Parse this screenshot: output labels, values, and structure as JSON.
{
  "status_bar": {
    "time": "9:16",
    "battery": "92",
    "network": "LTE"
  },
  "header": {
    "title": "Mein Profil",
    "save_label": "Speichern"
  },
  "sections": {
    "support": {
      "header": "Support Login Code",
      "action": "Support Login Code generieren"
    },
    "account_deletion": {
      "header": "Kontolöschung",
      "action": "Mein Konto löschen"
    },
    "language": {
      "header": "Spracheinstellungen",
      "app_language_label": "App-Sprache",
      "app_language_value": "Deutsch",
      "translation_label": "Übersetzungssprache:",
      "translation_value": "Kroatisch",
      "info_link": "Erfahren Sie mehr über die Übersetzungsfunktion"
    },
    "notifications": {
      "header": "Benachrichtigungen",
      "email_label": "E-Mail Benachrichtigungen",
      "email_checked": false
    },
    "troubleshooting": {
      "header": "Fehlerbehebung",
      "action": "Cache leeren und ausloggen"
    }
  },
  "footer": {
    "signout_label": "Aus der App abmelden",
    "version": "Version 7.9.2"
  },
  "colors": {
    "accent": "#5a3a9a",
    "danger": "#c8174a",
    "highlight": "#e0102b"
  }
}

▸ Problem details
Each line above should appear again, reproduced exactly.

▸ Completed exercise
Parse this screenshot: output labels, values, and structure as JSON.
{
  "status_bar": {
    "time": "9:16",
    "battery": "92",
    "network": "LTE"
  },
  "header": {
    "title": "Mein Profil",
    "save_label": "Speichern"
  },
  "sections": {
    "support": {
      "header": "Support Login Code",
      "action": "Support Login Code generieren"
    },
    "account_deletion": {
      "header": "Kontolöschung",
      "action": "Mein Konto löschen"
    },
    "language": {
      "header": "Spracheinstellungen",
      "app_language_label": "App-Sprache",
      "app_language_value": "Deutsch",
      "translation_label": "Übersetzungssprache:",
      "translation_value": "Kroatisch",
      "info_link": "Erfahren Sie mehr über die Übersetzungsfunktion"
    },
    "notifications": {
      "header": "Benachrichtigungen",
      "email_label": "E-Mail Benachrichtigungen",
      "email_checked": false
    },
    "troubleshooting": {
      "header": "Fehlerbehebung",
      "action": "Cache leeren und ausloggen"
    }
  },
  "footer": {
    "signout_label": "Aus der App abmelden",
    "version": "Version 7.9.2"
  },
  "colors": {
    "accent": "#5a3a9a",
    "danger": "#c8174a",
    "highlight": "#e0102b"
  }
}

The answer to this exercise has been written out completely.